Presently, the East Side Kirtan band includes Mike Kashou (fretless bass, Arabic tabla on occasion), Tim Maher (Djembe, Native American drum, etc.), Holly Haebig (flute, lead harmonies, backup vocals, hand percussion), Dave Blessum (guitar), Jahmes Tony Finlayson (hand percussion, drums), Katie Bliffert (tanpura, hand percussion) and Fred Bliffert (drums).

Maggie Jacobus, David Odland, Mary Ann Morrissey, Rebecca Gray, Jodi Simerl and Brandon Lewis sing backup vocals and Ragani's husband Dale does the sound engineering.

Before a kirtan, which take place the first Friday of every month, Ragani makes certain every detail is in place, including a professional sound system and a large screen that projects the words of the simple chant so audience members can easily respond.

The kirtan begins at 7:30 p.m. and lasts for about two hours. Within that time, three or four chants are sung with a minute or two of silence in between to, in Ragani's words, "soak it all up."

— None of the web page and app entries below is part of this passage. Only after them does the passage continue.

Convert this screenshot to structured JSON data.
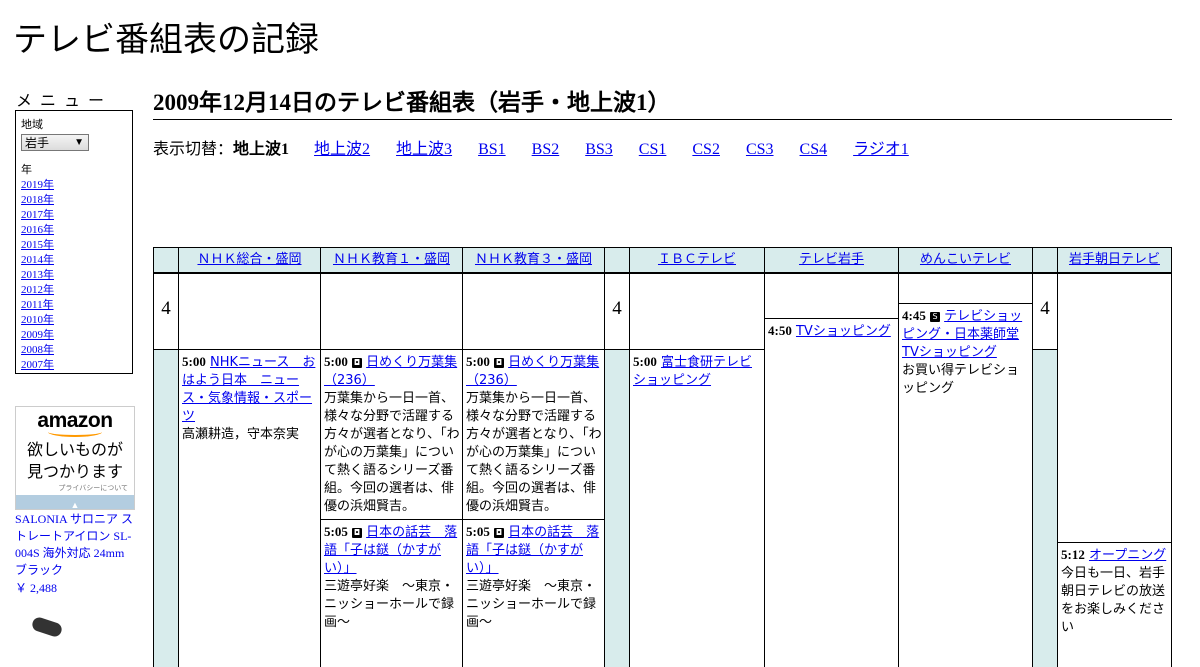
{
  "site_title": "テレビ番組表の記録",
  "menu": {
    "heading": "メニュー",
    "region_label": "地域",
    "region_value": "岩手",
    "year_label": "年",
    "years": [
      "2019年",
      "2018年",
      "2017年",
      "2016年",
      "2015年",
      "2014年",
      "2013年",
      "2012年",
      "2011年",
      "2010年",
      "2009年",
      "2008年",
      "2007年"
    ]
  },
  "ad": {
    "logo": "amazon",
    "copy_line1": "欲しいものが",
    "copy_line2": "見つかります",
    "privacy": "プライバシーについて",
    "product_name": "SALONIA サロニア ストレートアイロン SL-004S 海外対応 24mm ブラック",
    "price": "￥ 2,488"
  },
  "page_heading": "2009年12月14日のテレビ番組表（岩手・地上波1）",
  "switcher": {
    "label": "表示切替：",
    "current": "地上波1",
    "links": [
      "地上波2",
      "地上波3",
      "BS1",
      "BS2",
      "BS3",
      "CS1",
      "CS2",
      "CS3",
      "CS4",
      "ラジオ1"
    ]
  },
  "schedule": {
    "hour": "4",
    "channels": [
      "ＮＨＫ総合・盛岡",
      "ＮＨＫ教育１・盛岡",
      "ＮＨＫ教育３・盛岡",
      "ＩＢＣテレビ",
      "テレビ岩手",
      "めんこいテレビ",
      "岩手朝日テレビ"
    ],
    "programs": {
      "nhk_sogo_1": {
        "time": "5:00",
        "title": "NHKニュース　おはよう日本　ニュース・気象情報・スポーツ",
        "desc": "高瀬耕造，守本奈実"
      },
      "nhk_edu1_1": {
        "time": "5:00",
        "title": "日めくり万葉集（236）",
        "desc": "万葉集から一日一首、様々な分野で活躍する方々が選者となり、「わが心の万葉集」について熱く語るシリーズ番組。今回の選者は、俳優の浜畑賢吉。"
      },
      "nhk_edu1_2": {
        "time": "5:05",
        "title": "日本の話芸　落語「子は鎹（かすがい）」",
        "desc": "三遊亭好楽　～東京・ニッショーホールで録画～"
      },
      "nhk_edu3_1": {
        "time": "5:00",
        "title": "日めくり万葉集（236）",
        "desc": "万葉集から一日一首、様々な分野で活躍する方々が選者となり、「わが心の万葉集」について熱く語るシリーズ番組。今回の選者は、俳優の浜畑賢吉。"
      },
      "nhk_edu3_2": {
        "time": "5:05",
        "title": "日本の話芸　落語「子は鎹（かすがい）」",
        "desc": "三遊亭好楽　～東京・ニッショーホールで録画～"
      },
      "ibc_1": {
        "time": "5:00",
        "title": "富士食研テレビショッピング"
      },
      "tvi_1": {
        "time": "4:50",
        "title": "TVショッピング"
      },
      "menkoi_1": {
        "time": "4:45",
        "title": "テレビショッピング・日本薬師堂TVショッピング",
        "desc": "お買い得テレビショッピング"
      },
      "asahi_1": {
        "time": "5:12",
        "title": "オープニング",
        "desc": "今日も一日、岩手朝日テレビの放送をお楽しみください"
      }
    }
  },
  "colors": {
    "header_bg": "#d8ecec",
    "link": "#0000ee"
  }
}
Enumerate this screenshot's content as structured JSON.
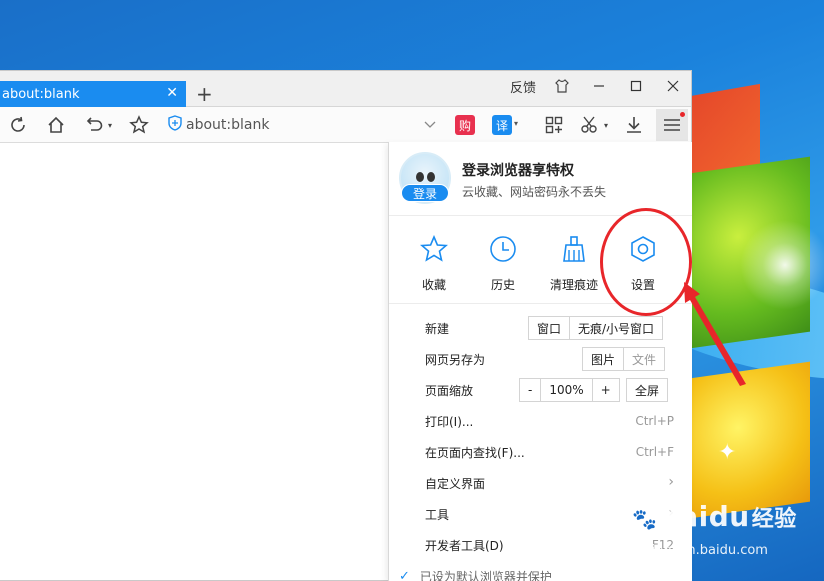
{
  "browser": {
    "tab_title": "about:blank",
    "new_tab_label": "+",
    "feedback_label": "反馈",
    "address": "about:blank"
  },
  "menu": {
    "account": {
      "title": "登录浏览器享特权",
      "subtitle": "云收藏、网站密码永不丢失",
      "login_label": "登录"
    },
    "quick": [
      {
        "label": "收藏",
        "icon": "star-icon"
      },
      {
        "label": "历史",
        "icon": "clock-icon"
      },
      {
        "label": "清理痕迹",
        "icon": "broom-icon"
      },
      {
        "label": "设置",
        "icon": "gear-icon"
      }
    ],
    "new": {
      "label": "新建",
      "window": "窗口",
      "incognito": "无痕/小号窗口"
    },
    "save_as": {
      "label": "网页另存为",
      "image": "图片",
      "file": "文件"
    },
    "zoom": {
      "label": "页面缩放",
      "minus": "-",
      "value": "100%",
      "plus": "+",
      "fullscreen": "全屏"
    },
    "print": {
      "label": "打印(I)...",
      "shortcut": "Ctrl+P"
    },
    "find": {
      "label": "在页面内查找(F)...",
      "shortcut": "Ctrl+F"
    },
    "customize": {
      "label": "自定义界面"
    },
    "tools": {
      "label": "工具"
    },
    "devtools": {
      "label": "开发者工具(D)",
      "shortcut": "F12"
    },
    "default_browser": {
      "label": "已设为默认浏览器并保护"
    }
  },
  "watermark": {
    "logo_text": "Baidu",
    "logo_cn": "经验",
    "url": "jingyan.baidu.com"
  },
  "colors": {
    "accent": "#1a8cf0",
    "annotation": "#e8262a",
    "buy_badge": "#e8314f"
  }
}
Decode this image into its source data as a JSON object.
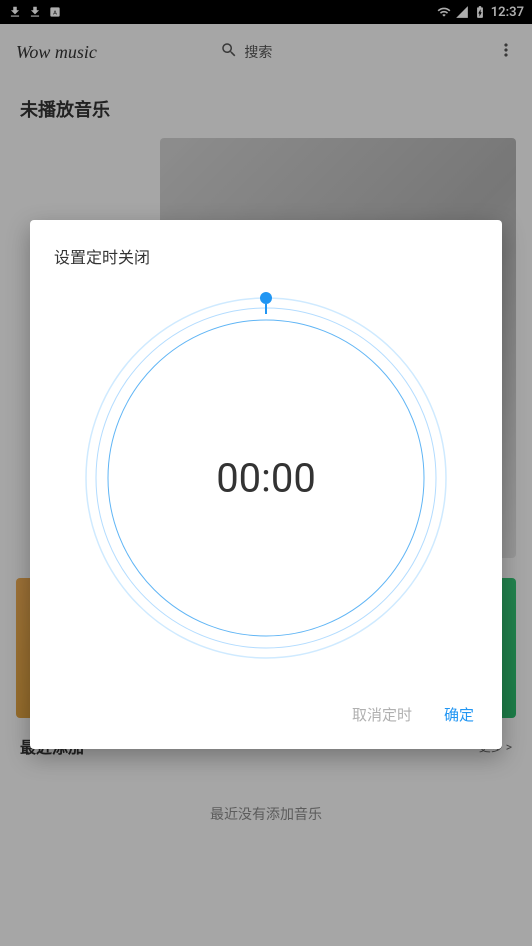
{
  "status_bar": {
    "time": "12:37"
  },
  "app_bar": {
    "title": "Wow music",
    "search_label": "搜索"
  },
  "main": {
    "page_title": "未播放音乐",
    "recent_section_title": "最近添加",
    "recent_more": "更多 >",
    "recent_empty": "最近没有添加音乐"
  },
  "dialog": {
    "title": "设置定时关闭",
    "timer_value": "00:00",
    "cancel_label": "取消定时",
    "confirm_label": "确定"
  }
}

Kirtan audience members are very much a part of the experience. They not only respond to the singers' call, but also clap hands, use shakers, sometimes even dance. Sometimes, the breathing of the participants becomes synchronous, creating a sense of unity, well-being and timelessness.

The cost of kirtan is a $5 donation, except when special guests lead the group, in which case the suggested donation is $15. Internationally recognized performers Dave Stringer and Wa have both made guest appearances.

Although kirtan is of a spiritual nature, it appeals to people of all faiths. "That's one part that amazes me about the kirtan experience -- anyone can attend, regardless of their religious beliefs, and still enjoy the kirtan experience. We really open our doors to everyone."

"I dream of changing the world with this kind of music," says Ragani, who has formal degrees in acupuncture and a doctorate in clinical heath psychology. "I've often said that I know I'm in charge of the band and of getting things organized, but aside from that, the experiences that people have at the kirtan, the inspirations that they may feel ... are from the universe of awakened sages that guide us all. And I am ever grateful to be a part of this whole experience."

For more information about the East Side Kirtan, go to

Molly Snyder started writing and publishing her work at the age 10, when her community newspaper printed her poem, "The Unicorn.” Since then, she's expanded beyond the subject of mythical creatures and written in many different mediums but, nearest and dearest to her heart, thousands of articles for OnMilwaukee.

Molly is a regular contributor to FOX6 News and numerous radio stations as well as the co-host of "Dandelions: A Podcast For Women.” She's received five Milwaukee Press Club Awards, served as the Pfister Narrator and is the Wisconsin State Fair’s Celebrity Cream Puff Eating Champion of 2019.